# What you should do
Among the entries below, find the lines with "title" and copy them.

# Input
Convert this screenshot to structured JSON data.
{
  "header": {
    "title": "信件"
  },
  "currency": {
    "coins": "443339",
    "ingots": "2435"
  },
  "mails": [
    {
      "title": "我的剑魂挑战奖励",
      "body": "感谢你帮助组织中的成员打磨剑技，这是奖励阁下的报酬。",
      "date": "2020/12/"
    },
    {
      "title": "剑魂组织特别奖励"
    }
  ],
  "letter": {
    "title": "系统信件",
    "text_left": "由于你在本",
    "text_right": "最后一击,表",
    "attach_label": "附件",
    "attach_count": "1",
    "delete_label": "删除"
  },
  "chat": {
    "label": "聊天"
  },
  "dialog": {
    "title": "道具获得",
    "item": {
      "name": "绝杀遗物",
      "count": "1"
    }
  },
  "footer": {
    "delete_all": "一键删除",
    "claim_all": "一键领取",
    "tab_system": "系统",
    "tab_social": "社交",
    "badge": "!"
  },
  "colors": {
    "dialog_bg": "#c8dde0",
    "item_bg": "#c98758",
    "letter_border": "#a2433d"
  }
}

# Expected answer
    "title": "信件"
      "title": "我的剑魂挑战奖励",
      "title": "剑魂组织特别奖励"
    "title": "系统信件",
    "title": "道具获得",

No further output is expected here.